# Assignment:
Excluding pictures, give the entries again exactly as they appear.

»»

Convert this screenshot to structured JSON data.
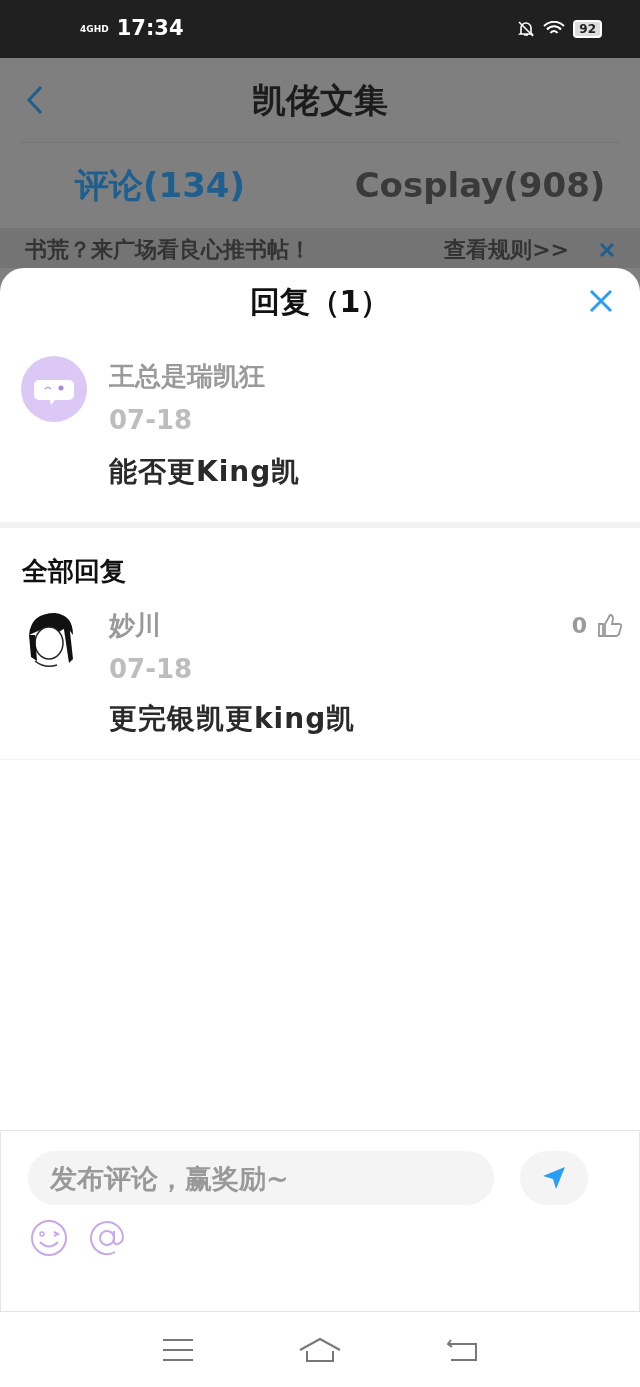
{
  "status_bar": {
    "network": "4GHD",
    "time": "17:34",
    "battery": "92"
  },
  "header": {
    "title": "凯佬文集"
  },
  "tabs": [
    {
      "label": "评论(134)",
      "selected": true
    },
    {
      "label": "Cosplay(908)",
      "selected": false
    }
  ],
  "banner": {
    "text": "书荒？来广场看良心推书帖！",
    "link": "查看规则>>"
  },
  "sheet": {
    "title": "回复（1）",
    "comment": {
      "author": "王总是瑞凯狂",
      "date": "07-18",
      "text": "能否更King凯"
    },
    "replies_heading": "全部回复",
    "replies": [
      {
        "author": "妙川",
        "date": "07-18",
        "text": "更完银凯更king凯",
        "likes": "0"
      }
    ],
    "input": {
      "placeholder": "发布评论，赢奖励~"
    }
  }
}
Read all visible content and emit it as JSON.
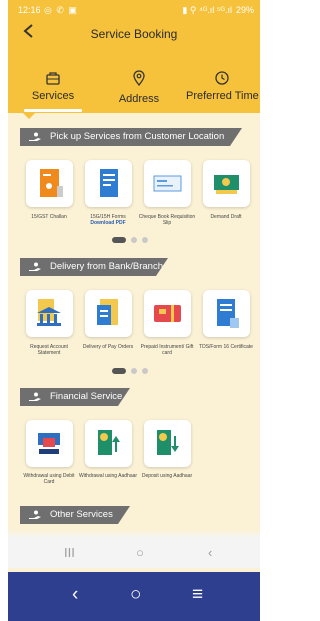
{
  "status_bar": {
    "time": "12:16",
    "icons": "◎ ✆ ▣",
    "right_icons": "▮ ⚲ ⁴ᴳ.ıl ⁵ᴳ.ıl",
    "battery": "29%"
  },
  "header": {
    "title": "Service Booking",
    "back_icon": "arrow-left-icon"
  },
  "tabs": [
    {
      "label": "Services",
      "icon": "bag-icon",
      "active": true
    },
    {
      "label": "Address",
      "icon": "location-pin-icon"
    },
    {
      "label": "Preferred Time",
      "icon": "clock-icon"
    }
  ],
  "sections": [
    {
      "title": "Pick up Services from Customer Location",
      "items": [
        {
          "caption": "15/GST Challan"
        },
        {
          "caption": "15G/15H Forms",
          "link": "Download PDF"
        },
        {
          "caption": "Cheque Book Requisition Slip"
        },
        {
          "caption": "Demand Draft"
        }
      ]
    },
    {
      "title": "Delivery from Bank/Branch",
      "items": [
        {
          "caption": "Request Account Statement"
        },
        {
          "caption": "Delivery of Pay Orders"
        },
        {
          "caption": "Prepaid Instrument/ Gift card"
        },
        {
          "caption": "TDS/Form 16 Certificate"
        }
      ]
    },
    {
      "title": "Financial Service",
      "items": [
        {
          "caption": "Withdrawal using Debit Card"
        },
        {
          "caption": "Withdrawal using Aadhaar"
        },
        {
          "caption": "Deposit using Aadhaar"
        }
      ]
    },
    {
      "title": "Other Services",
      "items": []
    }
  ],
  "system_nav": {
    "recents": "III",
    "home": "○",
    "back": "‹"
  },
  "bottom_nav": {
    "back": "‹",
    "home": "○",
    "menu": "≡"
  },
  "colors": {
    "accent": "#f6c23c",
    "background": "#fbf2d6",
    "ribbon": "#6f6f6f",
    "bottom_bar": "#2e3f8f"
  }
}
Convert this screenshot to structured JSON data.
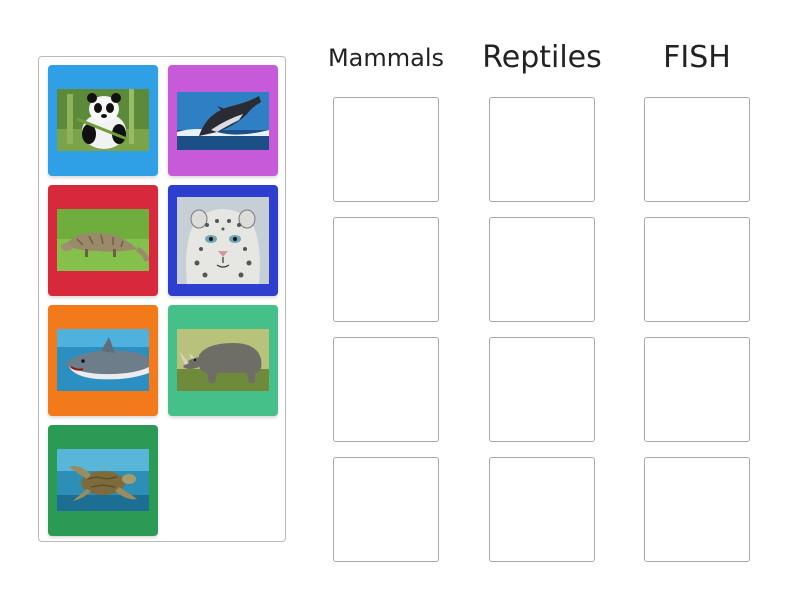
{
  "columns": [
    {
      "label": "Mammals"
    },
    {
      "label": "Reptiles"
    },
    {
      "label": "FISH"
    }
  ],
  "cards": [
    {
      "icon": "panda-photo",
      "color": "#2f9fe6"
    },
    {
      "icon": "whale-photo",
      "color": "#c65ad9"
    },
    {
      "icon": "pangolin-photo",
      "color": "#d8283b"
    },
    {
      "icon": "snow-leopard-photo",
      "color": "#2e3fcf"
    },
    {
      "icon": "shark-photo",
      "color": "#f27a1a"
    },
    {
      "icon": "rhino-photo",
      "color": "#45c089"
    },
    {
      "icon": "sea-turtle-photo",
      "color": "#2a9a55"
    }
  ],
  "rows_per_column": 4
}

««

# Response box:
Convert this screenshot to structured JSON data.
{
  "status_bar": {
    "network": "4GHD",
    "time": "17:34",
    "battery": "92"
  },
  "header": {
    "title": "凯佬文集"
  },
  "tabs": [
    {
      "label": "评论(134)",
      "selected": true
    },
    {
      "label": "Cosplay(908)",
      "selected": false
    }
  ],
  "banner": {
    "text": "书荒？来广场看良心推书帖！",
    "link": "查看规则>>"
  },
  "sheet": {
    "title": "回复（1）",
    "comment": {
      "author": "王总是瑞凯狂",
      "date": "07-18",
      "text": "能否更King凯"
    },
    "replies_heading": "全部回复",
    "replies": [
      {
        "author": "妙川",
        "date": "07-18",
        "text": "更完银凯更king凯",
        "likes": "0"
      }
    ],
    "input": {
      "placeholder": "发布评论，赢奖励~"
    }
  }
}
Read all visible content and emit it as JSON.
{
  "status_bar": {
    "time": "12:16",
    "icons": "◎ ✆ ▣",
    "right_icons": "▮ ⚲ ⁴ᴳ.ıl ⁵ᴳ.ıl",
    "battery": "29%"
  },
  "header": {
    "title": "Service Booking",
    "back_icon": "arrow-left-icon"
  },
  "tabs": [
    {
      "label": "Services",
      "icon": "bag-icon",
      "active": true
    },
    {
      "label": "Address",
      "icon": "location-pin-icon"
    },
    {
      "label": "Preferred Time",
      "icon": "clock-icon"
    }
  ],
  "sections": [
    {
      "title": "Pick up Services from Customer Location",
      "items": [
        {
          "caption": "15/GST Challan"
        },
        {
          "caption": "15G/15H Forms",
          "link": "Download PDF"
        },
        {
          "caption": "Cheque Book Requisition Slip"
        },
        {
          "caption": "Demand Draft"
        }
      ]
    },
    {
      "title": "Delivery from Bank/Branch",
      "items": [
        {
          "caption": "Request Account Statement"
        },
        {
          "caption": "Delivery of Pay Orders"
        },
        {
          "caption": "Prepaid Instrument/ Gift card"
        },
        {
          "caption": "TDS/Form 16 Certificate"
        }
      ]
    },
    {
      "title": "Financial Service",
      "items": [
        {
          "caption": "Withdrawal using Debit Card"
        },
        {
          "caption": "Withdrawal using Aadhaar"
        },
        {
          "caption": "Deposit using Aadhaar"
        }
      ]
    },
    {
      "title": "Other Services",
      "items": []
    }
  ],
  "system_nav": {
    "recents": "III",
    "home": "○",
    "back": "‹"
  },
  "bottom_nav": {
    "back": "‹",
    "home": "○",
    "menu": "≡"
  },
  "colors": {
    "accent": "#f6c23c",
    "background": "#fbf2d6",
    "ribbon": "#6f6f6f",
    "bottom_bar": "#2e3f8f"
  }
}
Convert this screenshot to structured JSON data.
{
  "columns": [
    {
      "label": "Mammals"
    },
    {
      "label": "Reptiles"
    },
    {
      "label": "FISH"
    }
  ],
  "cards": [
    {
      "icon": "panda-photo",
      "color": "#2f9fe6"
    },
    {
      "icon": "whale-photo",
      "color": "#c65ad9"
    },
    {
      "icon": "pangolin-photo",
      "color": "#d8283b"
    },
    {
      "icon": "snow-leopard-photo",
      "color": "#2e3fcf"
    },
    {
      "icon": "shark-photo",
      "color": "#f27a1a"
    },
    {
      "icon": "rhino-photo",
      "color": "#45c089"
    },
    {
      "icon": "sea-turtle-photo",
      "color": "#2a9a55"
    }
  ],
  "rows_per_column": 4
}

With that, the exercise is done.